Oh, and the Ribena and Champagne thing?


That didn’t really work.


2 Responses to “A Tale of Three Bruts: Moët (2002), Jacob’s Creek and Lindauer Sauvignon Blanc”

  1. First of all I want to say excellent blog! I had a quick question that I’d like to ask if you do not mind. I was interested to find out how you center yourself and clear your head before writing. I have had a tough time clearing my mind in getting my thoughts out. I truly do enjoy writing but it just seems like the first 10 to 15 minutes are wasted just trying to figure out how to begin. Any ideas or hints? Cheers!

  2. Thanks, Terry. I’m not sure that I centre myself or clear my head before I write. Perhaps it’s easier said than done at times, but I think if you just write without necessarily thinking or planning at all you can much better spend those 10 to 15 minutes editing it into shape at the end. (The only thing is I sometimes forget that last process.) Cheers! Alex

Meet the Author:
Alexander Velky
Alexander grew up on Anglesey, almost as far away from civilization as he’d have liked. He studied English at university and subsequently moved to Prague to teach it to Czech people for just long enough that he could say he’d done that. He then returned to the UK to do an MA in Professional Writing, and later moved to London by accident and worked in the music industry for a while. His interest in wine has been developing throughout. He took the WSET Intermediate exam, for which he was rewarded with a certificate and a pin badge, but he probably won't bother doing any more. He now lives in Pembrokeshire with his wife and daughter.

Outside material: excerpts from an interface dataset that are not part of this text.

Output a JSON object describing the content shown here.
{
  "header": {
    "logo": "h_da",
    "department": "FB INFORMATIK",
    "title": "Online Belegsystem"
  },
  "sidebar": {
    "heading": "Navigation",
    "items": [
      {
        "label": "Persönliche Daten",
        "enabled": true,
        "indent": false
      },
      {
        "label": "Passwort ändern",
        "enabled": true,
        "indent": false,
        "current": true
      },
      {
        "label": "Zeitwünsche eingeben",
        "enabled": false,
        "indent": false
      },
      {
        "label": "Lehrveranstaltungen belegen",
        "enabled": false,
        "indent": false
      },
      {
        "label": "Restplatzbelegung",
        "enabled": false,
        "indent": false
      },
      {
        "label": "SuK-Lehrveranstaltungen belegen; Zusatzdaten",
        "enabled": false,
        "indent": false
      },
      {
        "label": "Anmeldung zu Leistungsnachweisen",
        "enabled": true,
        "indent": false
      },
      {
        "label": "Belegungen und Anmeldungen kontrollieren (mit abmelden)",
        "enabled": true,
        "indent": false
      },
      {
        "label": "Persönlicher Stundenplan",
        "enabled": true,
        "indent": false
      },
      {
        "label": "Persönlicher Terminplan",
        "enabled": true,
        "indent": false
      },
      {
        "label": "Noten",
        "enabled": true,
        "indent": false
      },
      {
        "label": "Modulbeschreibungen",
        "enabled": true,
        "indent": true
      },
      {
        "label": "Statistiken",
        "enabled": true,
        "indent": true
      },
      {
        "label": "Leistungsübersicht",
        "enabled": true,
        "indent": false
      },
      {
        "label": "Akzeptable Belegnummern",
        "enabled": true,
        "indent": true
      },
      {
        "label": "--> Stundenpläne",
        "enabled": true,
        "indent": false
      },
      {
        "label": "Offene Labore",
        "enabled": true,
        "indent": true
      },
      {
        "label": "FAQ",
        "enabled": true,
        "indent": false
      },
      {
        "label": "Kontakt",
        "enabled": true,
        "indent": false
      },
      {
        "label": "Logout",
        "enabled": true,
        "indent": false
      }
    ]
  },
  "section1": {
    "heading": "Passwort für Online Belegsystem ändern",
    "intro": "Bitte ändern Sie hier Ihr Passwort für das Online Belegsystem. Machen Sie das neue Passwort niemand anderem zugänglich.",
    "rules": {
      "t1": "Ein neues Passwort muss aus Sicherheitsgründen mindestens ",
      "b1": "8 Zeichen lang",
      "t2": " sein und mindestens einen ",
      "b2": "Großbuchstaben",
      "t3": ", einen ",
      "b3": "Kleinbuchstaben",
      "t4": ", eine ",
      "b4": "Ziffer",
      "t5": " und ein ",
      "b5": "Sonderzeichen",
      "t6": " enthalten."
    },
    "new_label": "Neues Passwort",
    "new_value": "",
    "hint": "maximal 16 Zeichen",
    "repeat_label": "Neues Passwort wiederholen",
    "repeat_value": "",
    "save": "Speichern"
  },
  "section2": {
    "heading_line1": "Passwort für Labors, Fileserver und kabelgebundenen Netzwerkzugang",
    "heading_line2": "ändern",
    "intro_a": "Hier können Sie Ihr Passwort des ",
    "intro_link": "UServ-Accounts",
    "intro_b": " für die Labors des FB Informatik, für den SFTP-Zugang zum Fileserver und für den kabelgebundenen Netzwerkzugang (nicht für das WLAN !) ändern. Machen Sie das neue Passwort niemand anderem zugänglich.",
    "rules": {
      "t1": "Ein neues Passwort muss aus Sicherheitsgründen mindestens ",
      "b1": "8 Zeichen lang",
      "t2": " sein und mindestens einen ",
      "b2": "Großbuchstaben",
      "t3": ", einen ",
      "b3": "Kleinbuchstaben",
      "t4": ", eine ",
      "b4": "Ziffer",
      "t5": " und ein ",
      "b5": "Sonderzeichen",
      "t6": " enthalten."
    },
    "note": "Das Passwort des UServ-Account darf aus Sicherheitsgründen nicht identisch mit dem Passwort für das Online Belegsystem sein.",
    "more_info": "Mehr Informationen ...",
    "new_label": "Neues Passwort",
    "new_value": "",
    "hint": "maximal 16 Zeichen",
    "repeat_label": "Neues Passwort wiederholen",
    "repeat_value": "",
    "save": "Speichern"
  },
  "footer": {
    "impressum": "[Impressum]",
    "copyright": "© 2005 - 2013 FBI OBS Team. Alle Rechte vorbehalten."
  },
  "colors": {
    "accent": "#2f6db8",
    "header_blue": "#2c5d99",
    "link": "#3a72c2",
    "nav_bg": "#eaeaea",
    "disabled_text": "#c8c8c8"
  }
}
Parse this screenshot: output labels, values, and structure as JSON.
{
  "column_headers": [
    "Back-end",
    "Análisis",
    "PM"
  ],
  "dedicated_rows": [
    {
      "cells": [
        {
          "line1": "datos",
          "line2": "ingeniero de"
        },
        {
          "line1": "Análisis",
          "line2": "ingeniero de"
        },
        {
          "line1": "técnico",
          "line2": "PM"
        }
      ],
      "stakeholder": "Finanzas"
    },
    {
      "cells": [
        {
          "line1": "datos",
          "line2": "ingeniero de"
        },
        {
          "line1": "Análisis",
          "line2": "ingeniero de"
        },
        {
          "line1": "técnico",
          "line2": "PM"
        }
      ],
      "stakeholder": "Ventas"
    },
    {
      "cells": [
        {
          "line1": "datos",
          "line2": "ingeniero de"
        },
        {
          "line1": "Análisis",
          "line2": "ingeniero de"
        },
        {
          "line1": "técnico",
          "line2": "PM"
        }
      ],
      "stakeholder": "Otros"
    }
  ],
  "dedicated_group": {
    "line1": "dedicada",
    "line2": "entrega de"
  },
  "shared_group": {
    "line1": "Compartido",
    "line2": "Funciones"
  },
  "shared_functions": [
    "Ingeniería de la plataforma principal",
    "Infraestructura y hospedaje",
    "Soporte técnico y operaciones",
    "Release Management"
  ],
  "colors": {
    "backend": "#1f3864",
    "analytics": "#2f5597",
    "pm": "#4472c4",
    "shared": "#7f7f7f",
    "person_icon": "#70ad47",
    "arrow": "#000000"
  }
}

He writes, and drinks, for a living. You can follow him on Twitter if that's how you choose to spend your time. Photograph by Léonie Keeble